(Task goal)
Output each record exactly, with nothing omitted.

*** Records shown ***

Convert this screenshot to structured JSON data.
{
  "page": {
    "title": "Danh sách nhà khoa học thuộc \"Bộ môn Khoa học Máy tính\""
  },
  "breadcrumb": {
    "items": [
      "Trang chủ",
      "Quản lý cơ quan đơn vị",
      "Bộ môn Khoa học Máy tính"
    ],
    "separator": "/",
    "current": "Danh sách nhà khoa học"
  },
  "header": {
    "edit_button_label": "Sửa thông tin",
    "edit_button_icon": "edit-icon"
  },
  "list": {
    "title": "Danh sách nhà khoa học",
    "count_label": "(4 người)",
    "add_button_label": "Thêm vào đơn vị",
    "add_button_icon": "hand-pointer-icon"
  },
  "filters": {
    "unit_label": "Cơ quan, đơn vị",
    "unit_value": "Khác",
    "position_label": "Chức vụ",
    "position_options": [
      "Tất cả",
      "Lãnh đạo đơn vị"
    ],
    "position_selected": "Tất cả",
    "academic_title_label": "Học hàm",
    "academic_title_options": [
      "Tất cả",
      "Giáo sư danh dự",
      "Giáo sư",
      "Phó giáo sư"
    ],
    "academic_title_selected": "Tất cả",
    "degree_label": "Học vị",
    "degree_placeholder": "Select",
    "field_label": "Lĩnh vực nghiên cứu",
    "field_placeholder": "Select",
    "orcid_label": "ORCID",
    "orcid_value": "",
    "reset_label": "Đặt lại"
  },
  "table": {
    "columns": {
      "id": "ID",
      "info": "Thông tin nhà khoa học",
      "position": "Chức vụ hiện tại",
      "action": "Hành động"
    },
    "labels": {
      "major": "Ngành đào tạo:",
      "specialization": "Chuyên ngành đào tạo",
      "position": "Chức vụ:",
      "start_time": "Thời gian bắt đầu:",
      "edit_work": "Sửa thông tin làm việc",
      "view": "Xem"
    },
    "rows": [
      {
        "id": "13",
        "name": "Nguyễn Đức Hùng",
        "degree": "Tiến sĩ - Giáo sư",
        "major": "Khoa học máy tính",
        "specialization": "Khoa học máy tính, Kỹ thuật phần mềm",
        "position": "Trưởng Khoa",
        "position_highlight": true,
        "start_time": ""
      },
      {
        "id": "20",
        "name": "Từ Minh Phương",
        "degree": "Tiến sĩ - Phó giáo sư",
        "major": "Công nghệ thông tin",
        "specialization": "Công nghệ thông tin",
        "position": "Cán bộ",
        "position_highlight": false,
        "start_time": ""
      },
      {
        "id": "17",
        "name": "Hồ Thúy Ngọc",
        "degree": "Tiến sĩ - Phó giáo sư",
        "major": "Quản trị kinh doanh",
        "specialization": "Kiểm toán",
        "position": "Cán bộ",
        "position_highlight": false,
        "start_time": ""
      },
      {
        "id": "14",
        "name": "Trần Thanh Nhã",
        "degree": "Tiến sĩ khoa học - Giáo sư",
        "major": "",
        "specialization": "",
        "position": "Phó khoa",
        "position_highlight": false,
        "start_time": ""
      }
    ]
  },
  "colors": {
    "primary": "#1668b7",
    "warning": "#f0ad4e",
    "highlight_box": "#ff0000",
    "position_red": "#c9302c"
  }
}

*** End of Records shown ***

(Result of the exercise)
Convert this screenshot to structured JSON data.
{
  "page": {
    "title": "Danh sách nhà khoa học thuộc \"Bộ môn Khoa học Máy tính\""
  },
  "breadcrumb": {
    "items": [
      "Trang chủ",
      "Quản lý cơ quan đơn vị",
      "Bộ môn Khoa học Máy tính"
    ],
    "separator": "/",
    "current": "Danh sách nhà khoa học"
  },
  "header": {
    "edit_button_label": "Sửa thông tin",
    "edit_button_icon": "edit-icon"
  },
  "list": {
    "title": "Danh sách nhà khoa học",
    "count_label": "(4 người)",
    "add_button_label": "Thêm vào đơn vị",
    "add_button_icon": "hand-pointer-icon"
  },
  "filters": {
    "unit_label": "Cơ quan, đơn vị",
    "unit_value": "Khác",
    "position_label": "Chức vụ",
    "position_options": [
      "Tất cả",
      "Lãnh đạo đơn vị"
    ],
    "position_selected": "Tất cả",
    "academic_title_label": "Học hàm",
    "academic_title_options": [
      "Tất cả",
      "Giáo sư danh dự",
      "Giáo sư",
      "Phó giáo sư"
    ],
    "academic_title_selected": "Tất cả",
    "degree_label": "Học vị",
    "degree_placeholder": "Select",
    "field_label": "Lĩnh vực nghiên cứu",
    "field_placeholder": "Select",
    "orcid_label": "ORCID",
    "orcid_value": "",
    "reset_label": "Đặt lại"
  },
  "table": {
    "columns": {
      "id": "ID",
      "info": "Thông tin nhà khoa học",
      "position": "Chức vụ hiện tại",
      "action": "Hành động"
    },
    "labels": {
      "major": "Ngành đào tạo:",
      "specialization": "Chuyên ngành đào tạo",
      "position": "Chức vụ:",
      "start_time": "Thời gian bắt đầu:",
      "edit_work": "Sửa thông tin làm việc",
      "view": "Xem"
    },
    "rows": [
      {
        "id": "13",
        "name": "Nguyễn Đức Hùng",
        "degree": "Tiến sĩ - Giáo sư",
        "major": "Khoa học máy tính",
        "specialization": "Khoa học máy tính, Kỹ thuật phần mềm",
        "position": "Trưởng Khoa",
        "position_highlight": true,
        "start_time": ""
      },
      {
        "id": "20",
        "name": "Từ Minh Phương",
        "degree": "Tiến sĩ - Phó giáo sư",
        "major": "Công nghệ thông tin",
        "specialization": "Công nghệ thông tin",
        "position": "Cán bộ",
        "position_highlight": false,
        "start_time": ""
      },
      {
        "id": "17",
        "name": "Hồ Thúy Ngọc",
        "degree": "Tiến sĩ - Phó giáo sư",
        "major": "Quản trị kinh doanh",
        "specialization": "Kiểm toán",
        "position": "Cán bộ",
        "position_highlight": false,
        "start_time": ""
      },
      {
        "id": "14",
        "name": "Trần Thanh Nhã",
        "degree": "Tiến sĩ khoa học - Giáo sư",
        "major": "",
        "specialization": "",
        "position": "Phó khoa",
        "position_highlight": false,
        "start_time": ""
      }
    ]
  },
  "colors": {
    "primary": "#1668b7",
    "warning": "#f0ad4e",
    "highlight_box": "#ff0000",
    "position_red": "#c9302c"
  }
}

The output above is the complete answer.